━━ INFORMATION

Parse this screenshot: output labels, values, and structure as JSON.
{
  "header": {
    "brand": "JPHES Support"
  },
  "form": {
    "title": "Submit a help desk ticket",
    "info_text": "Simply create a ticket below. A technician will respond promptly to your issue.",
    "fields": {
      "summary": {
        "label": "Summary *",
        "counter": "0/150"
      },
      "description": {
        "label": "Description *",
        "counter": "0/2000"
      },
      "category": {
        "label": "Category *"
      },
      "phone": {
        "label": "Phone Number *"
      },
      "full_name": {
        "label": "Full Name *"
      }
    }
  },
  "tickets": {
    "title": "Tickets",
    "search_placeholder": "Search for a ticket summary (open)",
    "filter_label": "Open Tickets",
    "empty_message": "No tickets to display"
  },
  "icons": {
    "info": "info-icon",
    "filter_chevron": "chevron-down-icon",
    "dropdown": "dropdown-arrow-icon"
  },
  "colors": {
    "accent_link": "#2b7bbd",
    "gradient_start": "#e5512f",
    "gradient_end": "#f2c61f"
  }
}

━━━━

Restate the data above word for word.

_EXPECTED ANSWER_.
Parse this screenshot: output labels, values, and structure as JSON.
{
  "header": {
    "brand": "JPHES Support"
  },
  "form": {
    "title": "Submit a help desk ticket",
    "info_text": "Simply create a ticket below. A technician will respond promptly to your issue.",
    "fields": {
      "summary": {
        "label": "Summary *",
        "counter": "0/150"
      },
      "description": {
        "label": "Description *",
        "counter": "0/2000"
      },
      "category": {
        "label": "Category *"
      },
      "phone": {
        "label": "Phone Number *"
      },
      "full_name": {
        "label": "Full Name *"
      }
    }
  },
  "tickets": {
    "title": "Tickets",
    "search_placeholder": "Search for a ticket summary (open)",
    "filter_label": "Open Tickets",
    "empty_message": "No tickets to display"
  },
  "icons": {
    "info": "info-icon",
    "filter_chevron": "chevron-down-icon",
    "dropdown": "dropdown-arrow-icon"
  },
  "colors": {
    "accent_link": "#2b7bbd",
    "gradient_start": "#e5512f",
    "gradient_end": "#f2c61f"
  }
}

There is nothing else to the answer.